── Supplied records ──

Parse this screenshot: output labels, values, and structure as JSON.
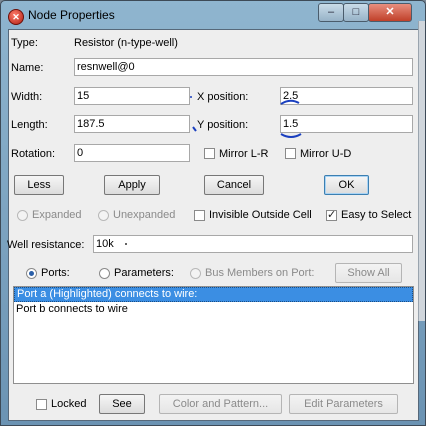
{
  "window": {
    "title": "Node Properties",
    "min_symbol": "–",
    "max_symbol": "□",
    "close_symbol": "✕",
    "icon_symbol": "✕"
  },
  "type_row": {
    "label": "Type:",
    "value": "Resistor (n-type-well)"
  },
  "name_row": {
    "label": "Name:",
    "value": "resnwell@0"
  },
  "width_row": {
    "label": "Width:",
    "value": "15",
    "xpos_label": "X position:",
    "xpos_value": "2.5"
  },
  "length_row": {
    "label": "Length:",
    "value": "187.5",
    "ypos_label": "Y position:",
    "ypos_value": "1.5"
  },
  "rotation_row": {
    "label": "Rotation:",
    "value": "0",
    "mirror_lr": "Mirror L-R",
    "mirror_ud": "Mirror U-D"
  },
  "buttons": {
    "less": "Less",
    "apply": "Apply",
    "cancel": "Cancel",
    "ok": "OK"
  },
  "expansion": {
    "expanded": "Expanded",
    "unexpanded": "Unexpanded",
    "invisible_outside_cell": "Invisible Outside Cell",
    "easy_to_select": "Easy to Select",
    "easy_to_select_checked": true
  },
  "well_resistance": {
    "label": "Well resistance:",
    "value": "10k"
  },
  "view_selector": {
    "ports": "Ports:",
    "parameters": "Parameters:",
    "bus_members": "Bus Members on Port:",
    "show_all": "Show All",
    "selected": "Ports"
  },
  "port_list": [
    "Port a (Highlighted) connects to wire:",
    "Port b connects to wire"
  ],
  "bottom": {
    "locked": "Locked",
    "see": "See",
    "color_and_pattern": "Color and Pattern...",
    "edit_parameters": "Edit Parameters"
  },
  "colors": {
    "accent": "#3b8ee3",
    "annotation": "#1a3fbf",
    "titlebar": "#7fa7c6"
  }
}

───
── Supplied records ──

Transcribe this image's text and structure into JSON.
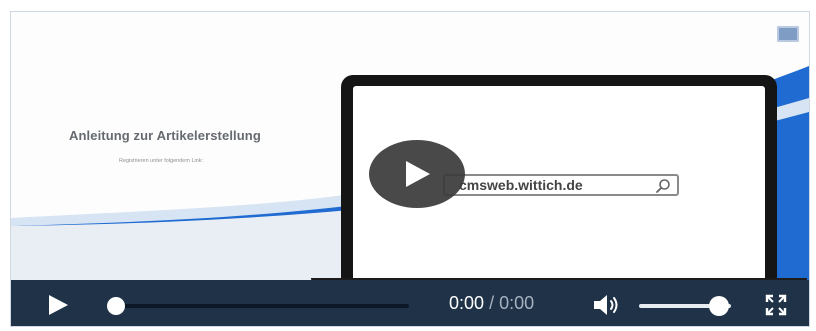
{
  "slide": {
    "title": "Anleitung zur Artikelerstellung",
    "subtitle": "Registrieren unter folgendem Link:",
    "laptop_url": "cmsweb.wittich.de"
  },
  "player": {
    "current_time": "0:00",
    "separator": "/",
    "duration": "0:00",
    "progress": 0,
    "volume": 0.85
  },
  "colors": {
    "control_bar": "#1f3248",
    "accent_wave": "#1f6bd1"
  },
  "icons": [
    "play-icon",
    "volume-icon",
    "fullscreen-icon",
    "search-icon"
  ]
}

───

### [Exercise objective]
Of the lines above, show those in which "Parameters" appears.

### [Solution to the exercise]
    "parameters": "Parameters:",
    "edit_parameters": "Edit Parameters"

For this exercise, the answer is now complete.